doi:10.1068/p3434

Cite as:
Shim J, Carlton L G, Kim J, 2004, "Estimation of lifted weight and produced effort through perception of point-light display" Perception 33(3) 277 – 291

Download citation data in RIS format

Estimation of lifted weight and produced effort through perception of point-light display

Jaeho Shim, Les G Carlton, Jitae Kim

Received 5 August 2002, in revised form 3 July 2003; published online 24 March 2004

Abstract. It has been shown that human observers can estimate the weight of a box from the observation of a point-light display of a lifting motion. We asked observers to report the weight of the box and the effort produced by five lifters ranging in size and strength to determine if observers can perceive lifter size. In experiment 1, five or six weights from each of five lifters were shown to fourteen observers in a random order. Observers showed less error in estimating the amount of effort each lifter produced than in estimating the actual weight of the box. In experiment 2, the lifters were presented individually to forty observers to remove any effect observing a previous lift might have had on estimating the subsequent lift by a different lifter. The results showed an improvement in estimated weight but not in estimated effort. In experiment 3, the actual size of the lifters was given to thirty-four observers, and the estimations of both weight and effort improved. In experiment 4, observers did not improve when observing practice trials and estimating either only weight or only effort. The results from the four experiment s suggest that observers are more sensitive to lifter's effort than to the weight lifted, and that observers tend to use changes in the velocity profile of the lift when making their estimates.

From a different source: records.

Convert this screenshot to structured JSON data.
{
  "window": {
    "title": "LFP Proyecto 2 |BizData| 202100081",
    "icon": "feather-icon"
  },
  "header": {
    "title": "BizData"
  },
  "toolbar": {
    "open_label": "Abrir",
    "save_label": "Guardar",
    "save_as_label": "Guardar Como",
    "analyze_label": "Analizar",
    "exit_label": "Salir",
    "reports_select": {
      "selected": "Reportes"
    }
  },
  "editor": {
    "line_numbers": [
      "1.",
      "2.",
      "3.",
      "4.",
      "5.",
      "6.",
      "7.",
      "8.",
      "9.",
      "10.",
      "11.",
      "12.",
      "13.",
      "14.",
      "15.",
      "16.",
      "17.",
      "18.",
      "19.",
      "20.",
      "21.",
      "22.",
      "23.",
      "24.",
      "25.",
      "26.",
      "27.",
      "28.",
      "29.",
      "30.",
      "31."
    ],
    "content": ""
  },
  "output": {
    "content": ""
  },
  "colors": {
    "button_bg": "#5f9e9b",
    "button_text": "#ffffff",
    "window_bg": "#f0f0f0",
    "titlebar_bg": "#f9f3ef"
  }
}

Restricted material:

PDF Full-text PDF size: 420 Kb

HTML References  25 references, 11 with DOI links (Crossref)

Your computer (IP address: 54.242.229.174) has not been recognised as being on a network authorised to view the full text or references of this article. If you are a member of a university library that has a subscription to the journal, please contact your serials librarian (subscriptions information).